Both men can take solid shot, so I don’t see a finish on the feet happening very easily, but Diaz’s punches in bunches can wear down any fighter.
After watching Diaz decimate a talented stand-up fighter in Donald Cerrone in his last fight, it seems evident that he has really found his niche when it comes to boxing, and Miller needs to avoid those potentially lethal combinations if he wants to walk out of the cage with a win.
If Nate Diaz has a weakness, it’s his inability to stop getting put on his back.
Unfortunately for Diaz, this is the area where Miller shines, as his wrestling is some of the best in the lightweight division and he has been able to take down nearly everyone he has put his hands on.
This is the most lopsided of any area of the fight and if Miller is to win, this is likely his safest and easiest route to gaining a victory.
While Miller has been submitting some solid opponents as of late, this is another area where I feel that Diaz has a slight advantage.
Training with Cesar Gracie since he started his mixed martial arts career, Diaz is an expert fighting off of his back, and he has earned six of his Octagon victories by way of submission.
Once Miller gets the fight to the mat like most expect him to, he will have to be extremely careful of Diaz’s tricky guard—in particular, his triangle choke, which has claimed many victims throughout his career.
Simply put, neither of these men is going to gas out unless something is terribly wrong with them.
Both Diaz and Miller always come into the cage with stamina that lasts for days, and it is part of the reason that fans are already so excited for this matchup.
These two will go full speed for three solid rounds and neither is going to break very easily, making this a potential Fight of the Year candidate.
This fight is going to either end up with Miller dominating from the top position for the duration of the bout and squeaking out a unanimous decision win, or Diaz somehow keeping the fight upright long enough to score points on the feet and earn a decision of his own.
The X-factor is Diaz’s ability to score points off of his back, and while it is unlikely that he will be able to catch Miller in a submission, he should be able to force the judges to take notice of his offense when he is being controlled.

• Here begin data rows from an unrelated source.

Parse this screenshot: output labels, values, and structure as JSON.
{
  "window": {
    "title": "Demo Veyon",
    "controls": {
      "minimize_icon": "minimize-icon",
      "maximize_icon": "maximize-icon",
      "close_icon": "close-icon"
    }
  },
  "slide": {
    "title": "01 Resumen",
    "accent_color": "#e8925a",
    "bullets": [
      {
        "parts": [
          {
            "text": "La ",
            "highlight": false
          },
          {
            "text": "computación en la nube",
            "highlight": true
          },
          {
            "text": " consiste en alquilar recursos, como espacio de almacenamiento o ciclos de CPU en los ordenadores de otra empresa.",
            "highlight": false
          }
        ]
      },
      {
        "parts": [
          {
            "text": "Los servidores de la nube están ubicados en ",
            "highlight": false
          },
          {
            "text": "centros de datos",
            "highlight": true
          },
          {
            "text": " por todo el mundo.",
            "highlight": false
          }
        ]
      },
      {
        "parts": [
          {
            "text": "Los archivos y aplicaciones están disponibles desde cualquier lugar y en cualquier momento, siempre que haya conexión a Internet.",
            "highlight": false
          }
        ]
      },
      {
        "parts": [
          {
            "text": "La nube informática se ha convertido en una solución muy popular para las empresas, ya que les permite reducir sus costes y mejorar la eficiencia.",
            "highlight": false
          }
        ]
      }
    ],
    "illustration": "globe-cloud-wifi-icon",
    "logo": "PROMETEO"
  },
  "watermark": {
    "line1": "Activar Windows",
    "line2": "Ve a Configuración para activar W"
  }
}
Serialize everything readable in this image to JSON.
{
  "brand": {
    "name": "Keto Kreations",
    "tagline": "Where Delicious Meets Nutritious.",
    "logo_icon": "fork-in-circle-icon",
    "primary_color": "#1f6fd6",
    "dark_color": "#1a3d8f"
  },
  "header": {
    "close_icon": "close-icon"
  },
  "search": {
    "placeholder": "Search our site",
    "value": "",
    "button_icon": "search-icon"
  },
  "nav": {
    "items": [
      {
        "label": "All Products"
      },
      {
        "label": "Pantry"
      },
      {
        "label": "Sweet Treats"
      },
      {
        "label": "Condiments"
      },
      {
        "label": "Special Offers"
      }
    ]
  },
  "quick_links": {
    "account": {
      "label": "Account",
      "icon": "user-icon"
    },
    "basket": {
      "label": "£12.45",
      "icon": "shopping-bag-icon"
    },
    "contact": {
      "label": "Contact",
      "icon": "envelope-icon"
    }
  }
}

This past Saturday night, I swore to myself that I would never pick against Miller again after I gave the nod to Guillard prior to their fight, but I’m already breaking my own rule, as I think Diaz will do enough to take home a close split decision win.